Set to open the doors to the new band this month is Hyderabad’s own Hogwarts, although there are no instruments and whistles for the school of magic. Soon, 20 students will enter a corner-packed room at Potti Sreeramulu Telugu University here, and leave, after 120 days, a diploma in magic – the only such course offered throughout India.
Starting in 2014, this short course, completed with a syllabus, semester (theory and practical) tests, and a university certificate stamped at the end of it, found holders inside and outside Telangana.
Samula Venu said that they also added saying that after hearing about it, the governments of Rajasthan, Odisha, Maharashtra, Madhya Pradesh have also expressed interest in starting similar studies. We hope they will start soon, a well-known fraudster who started the course. His goal: to make magic work in the deepest sense of the word. He also said that apart from Telangana, they have students from these provinces who come here to study magic.
Currently, most courses in magic are limited to online courses or workshops, usually spread for more than 7 to 10 days. Inside too, it is often part of a larger stream of study. “This (magic) is part of a cultural phenomenon taught in a few places,” says author John Zubrzycki, author, Jadoowallahs, Jugglers and Jinns, released in 2018.
But can magic be taught in a classroom? Ram Akhil said that the art of play involves a lot of technology and a lesson like this helps one understand those nuances – like what you do when a bad strategy comes out of the field, he said that one of the first to do the study. But for someone like him from the MSc field (forensic science), it opened his eyes to the many magical tricks he did not know, added the ‘thinking artist’ of more than 1,500 games – in India and abroad – under his belt. His most famous strategy: producing money notes on stage.
The fact that a certificate allows a person to take paid gig, which pays well – most make Rs 1 lakh or more (average Rs 30,000 to Rs 50,000) per month – adds to the charm.
“Along with money, a job like this helps one stand out from the crowd,” said Rajkumar Darna, 37, looking for a seat in the next collection. A graduate of MMom, who has a lucrative job in the private sector, Darna says she has always, privately, satisfied the desire to donate a magical hat.
An interview with aspirants waiting in line for their selection interview revealed that many have postgraduate degrees (even careers) that they intend to hold, to do a work of magical art.

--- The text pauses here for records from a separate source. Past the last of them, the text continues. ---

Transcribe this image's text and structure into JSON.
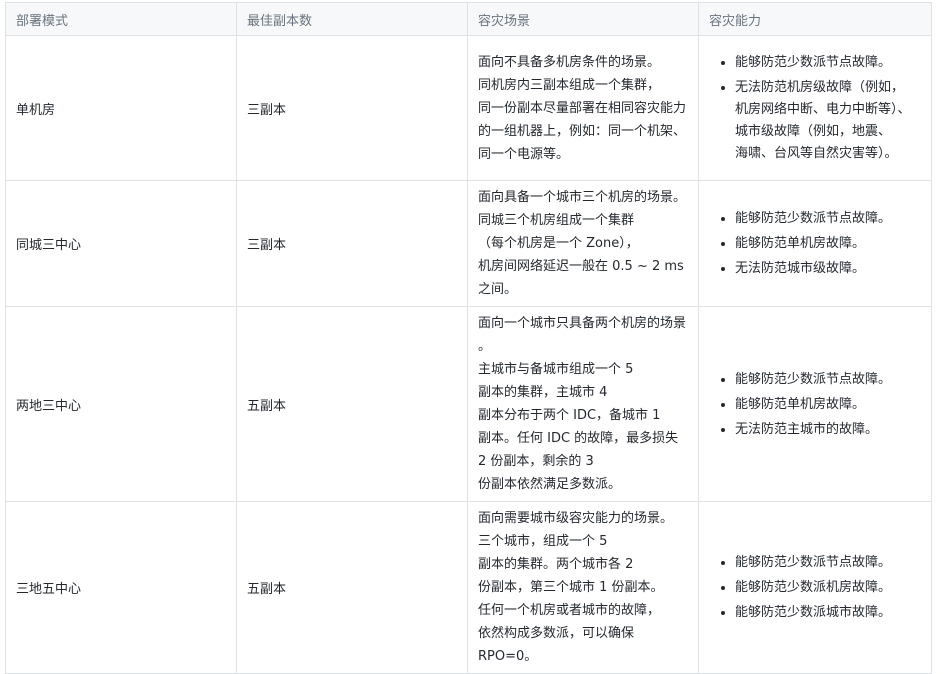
{
  "table": {
    "headers": [
      "部署模式",
      "最佳副本数",
      "容灾场景",
      "容灾能力"
    ],
    "rows": [
      {
        "mode": "单机房",
        "replicas": "三副本",
        "scenario_lines": [
          "面向不具备多机房条件的场景。",
          "同机房内三副本组成一个集群，",
          "同一份副本尽量部署在相同容灾能力",
          "的一组机器上，例如：同一个机架、",
          "同一个电源等。"
        ],
        "capabilities": [
          [
            "能够防范少数派节点故障。"
          ],
          [
            "无法防范机房级故障（例如，",
            "机房网络中断、电力中断等）、",
            "城市级故障（例如，地震、",
            "海啸、台风等自然灾害等）。"
          ]
        ]
      },
      {
        "mode": "同城三中心",
        "replicas": "三副本",
        "scenario_lines": [
          "面向具备一个城市三个机房的场景。",
          "同城三个机房组成一个集群",
          "（每个机房是一个 Zone），",
          "机房间网络延迟一般在 0.5 ~ 2 ms",
          "之间。"
        ],
        "capabilities": [
          [
            "能够防范少数派节点故障。"
          ],
          [
            "能够防范单机房故障。"
          ],
          [
            "无法防范城市级故障。"
          ]
        ]
      },
      {
        "mode": "两地三中心",
        "replicas": "五副本",
        "scenario_lines": [
          "面向一个城市只具备两个机房的场景",
          "。",
          "主城市与备城市组成一个 5",
          "副本的集群，主城市 4",
          "副本分布于两个 IDC，备城市 1",
          "副本。任何 IDC 的故障，最多损失",
          "2 份副本，剩余的 3",
          "份副本依然满足多数派。"
        ],
        "capabilities": [
          [
            "能够防范少数派节点故障。"
          ],
          [
            "能够防范单机房故障。"
          ],
          [
            "无法防范主城市的故障。"
          ]
        ]
      },
      {
        "mode": "三地五中心",
        "replicas": "五副本",
        "scenario_lines": [
          "面向需要城市级容灾能力的场景。",
          "三个城市，组成一个 5",
          "副本的集群。两个城市各 2",
          "份副本，第三个城市 1 份副本。",
          "任何一个机房或者城市的故障，",
          "依然构成多数派，可以确保",
          "RPO=0。"
        ],
        "capabilities": [
          [
            "能够防范少数派节点故障。"
          ],
          [
            "能够防范少数派机房故障。"
          ],
          [
            "能够防范少数派城市故障。"
          ]
        ]
      }
    ]
  }
}
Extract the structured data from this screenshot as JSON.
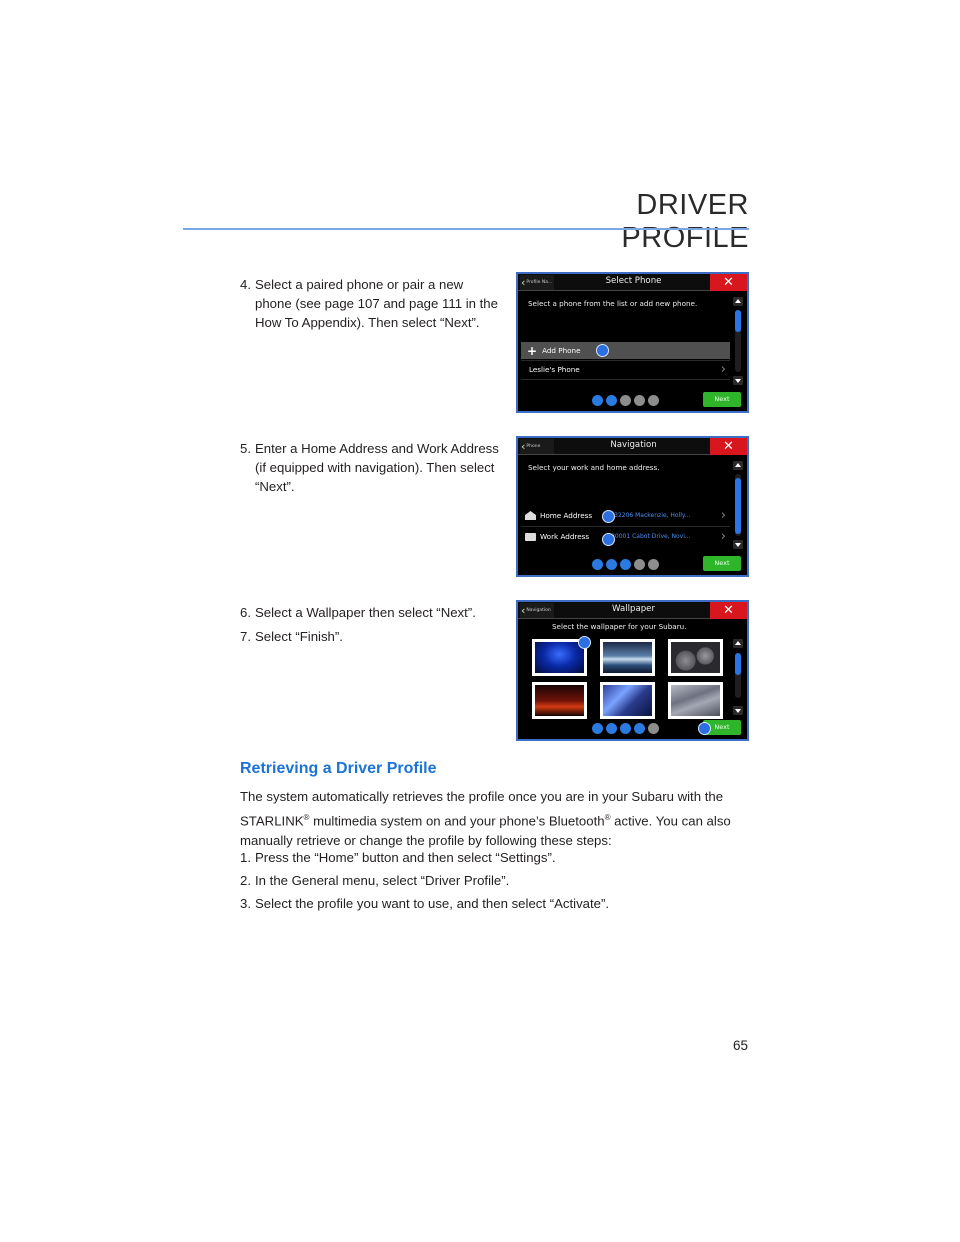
{
  "header": {
    "section_title": "DRIVER PROFILE",
    "rule_color": "#7aa8e6"
  },
  "steps_top": [
    {
      "num": "4.",
      "text": "Select a paired phone or pair a new phone (see page 107 and page 111 in the How To Appendix). Then select “Next”."
    },
    {
      "num": "5.",
      "text": "Enter a Home Address and Work Address (if equipped with navigation). Then select “Next”."
    },
    {
      "num": "6.",
      "text": "Select a Wallpaper then select “Next”."
    },
    {
      "num": "7.",
      "text": "Select “Finish”."
    }
  ],
  "screens": {
    "phone": {
      "back_label": "Profile Na...",
      "title": "Select Phone",
      "prompt": "Select a phone from the list or add new phone.",
      "items": [
        "Add Phone",
        "Leslie's Phone"
      ],
      "next_label": "Next",
      "progress_step": 2,
      "progress_total": 5
    },
    "navigation": {
      "back_label": "Phone",
      "title": "Navigation",
      "prompt": "Select your work and home address.",
      "home_label": "Home Address",
      "home_value": "32206 Mackenzie, Holly...",
      "work_label": "Work Address",
      "work_value": "30001 Cabot Drive, Novi...",
      "next_label": "Next",
      "progress_step": 3,
      "progress_total": 5
    },
    "wallpaper": {
      "back_label": "Navigation",
      "title": "Wallpaper",
      "prompt": "Select the wallpaper for your Subaru.",
      "thumbnails": [
        "blue-starfield",
        "ocean-wave",
        "stones",
        "red-horizon",
        "aurora",
        "silver-streaks"
      ],
      "next_label": "Next",
      "progress_step": 4,
      "progress_total": 5
    },
    "close_icon": "close-icon",
    "accent_blue": "#2b7ae0",
    "close_red": "#d7161d",
    "next_green": "#2fb52a"
  },
  "retrieve": {
    "heading": "Retrieving a Driver Profile",
    "heading_color": "#1b73d6",
    "intro_1": "The system automatically retrieves the profile once you are in your Subaru with the STARLINK",
    "reg1": "®",
    "intro_2": " multimedia system on and your phone’s Bluetooth",
    "reg2": "®",
    "intro_3": " active. You can also manually retrieve or change the profile by following these steps:",
    "steps": [
      {
        "num": "1.",
        "text": "Press the “Home” button and then select “Settings”."
      },
      {
        "num": "2.",
        "text": "In the General menu, select “Driver Profile”."
      },
      {
        "num": "3.",
        "text": "Select the profile you want to use, and then select “Activate”."
      }
    ]
  },
  "footer": {
    "page_number": "65"
  }
}
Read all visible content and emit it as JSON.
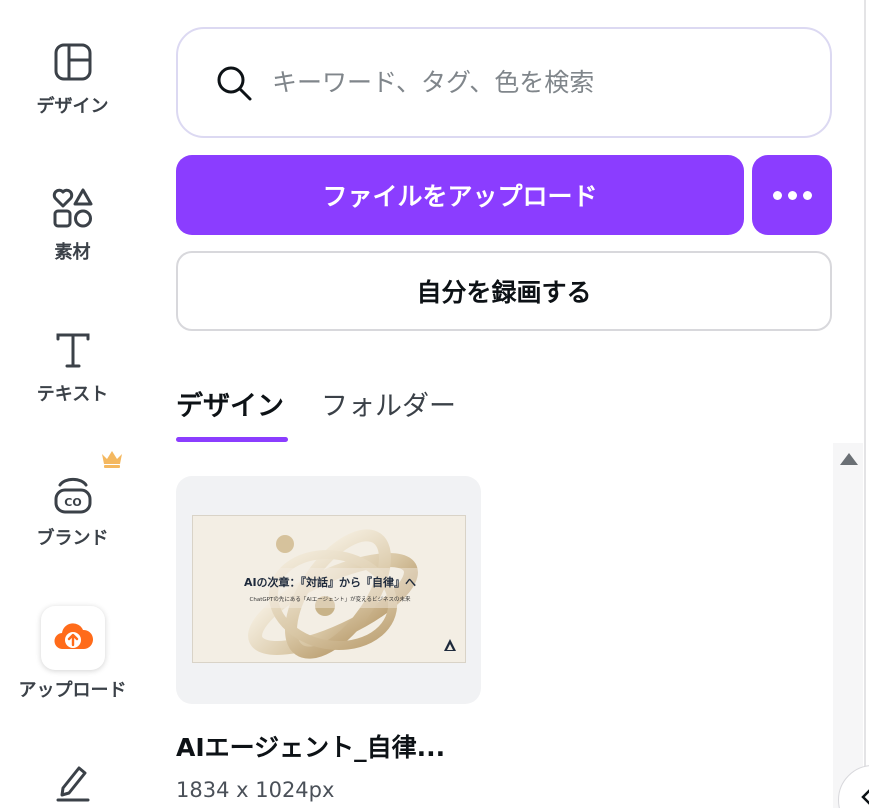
{
  "sidebar": {
    "items": [
      {
        "label": "デザイン",
        "icon": "layout-icon"
      },
      {
        "label": "素材",
        "icon": "elements-icon"
      },
      {
        "label": "テキスト",
        "icon": "text-icon"
      },
      {
        "label": "ブランド",
        "icon": "brand-icon"
      },
      {
        "label": "アップロード",
        "icon": "upload-cloud-icon"
      },
      {
        "label": "",
        "icon": "draw-icon"
      }
    ],
    "active": "アップロード",
    "premium_badge": "crown-icon"
  },
  "search": {
    "placeholder": "キーワード、タグ、色を検索",
    "value": ""
  },
  "actions": {
    "upload_label": "ファイルをアップロード",
    "more_icon": "more-horizontal-icon",
    "record_label": "自分を録画する"
  },
  "tabs": [
    {
      "label": "デザイン",
      "active": true
    },
    {
      "label": "フォルダー",
      "active": false
    }
  ],
  "designs": [
    {
      "name": "AIエージェント_自律...",
      "size": "1834 x 1024px",
      "thumbnail": {
        "title": "AIの次章：『対話』から『自律』へ",
        "subtitle": "ChatGPTの先にある「AIエージェント」が変えるビジネスの未来"
      }
    }
  ],
  "colors": {
    "accent": "#8b3dff",
    "upload_icon": "#ff6b1a",
    "crown": "#f4b860",
    "text": "#0d1216"
  }
}
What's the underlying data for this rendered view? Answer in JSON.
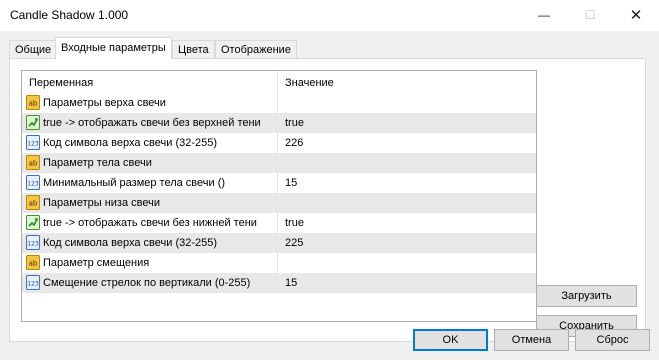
{
  "window": {
    "title": "Candle Shadow 1.000",
    "min_glyph": "—",
    "max_glyph": "☐",
    "close_glyph": "✕"
  },
  "tabs": [
    {
      "label": "Общие"
    },
    {
      "label": "Входные параметры",
      "active": true
    },
    {
      "label": "Цвета"
    },
    {
      "label": "Отображение"
    }
  ],
  "grid": {
    "col_variable": "Переменная",
    "col_value": "Значение",
    "rows": [
      {
        "icon": "string-icon",
        "name": "Параметры верха свечи",
        "value": ""
      },
      {
        "icon": "bool-icon",
        "name": "true -> отображать свечи без верхней тени",
        "value": "true"
      },
      {
        "icon": "int-icon",
        "name": "Код символа верха свечи (32-255)",
        "value": "226"
      },
      {
        "icon": "string-icon",
        "name": "Параметр тела свечи",
        "value": ""
      },
      {
        "icon": "int-icon",
        "name": "Минимальный размер тела свечи ()",
        "value": "15"
      },
      {
        "icon": "string-icon",
        "name": "Параметры низа свечи",
        "value": ""
      },
      {
        "icon": "bool-icon",
        "name": "true -> отображать свечи без нижней тени",
        "value": "true"
      },
      {
        "icon": "int-icon",
        "name": "Код символа верха свечи (32-255)",
        "value": "225"
      },
      {
        "icon": "string-icon",
        "name": "Параметр смещения",
        "value": ""
      },
      {
        "icon": "int-icon",
        "name": "Смещение стрелок по вертикали (0-255)",
        "value": "15"
      }
    ]
  },
  "side_buttons": {
    "load": "Загрузить",
    "save": "Сохранить"
  },
  "footer": {
    "ok": "OK",
    "cancel": "Отмена",
    "reset": "Сброс"
  },
  "icon_text": {
    "string": "ab",
    "int": "123"
  },
  "colors": {
    "accent": "#0078d7",
    "row_alt": "#e8e8e8",
    "dialog_bg": "#f0f0f0"
  }
}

Nakul Shenoy said that this (magic) is the second best job and for many it is the only job. There are many ways to make and entertain, be it private groups, community activities, or brun-stars. While this is a break like many other things with Covid, he hope that soon life will go on and that the witches will be able to do what they do best – to do magic, a well-known Indian psychologist based in Bangaluru.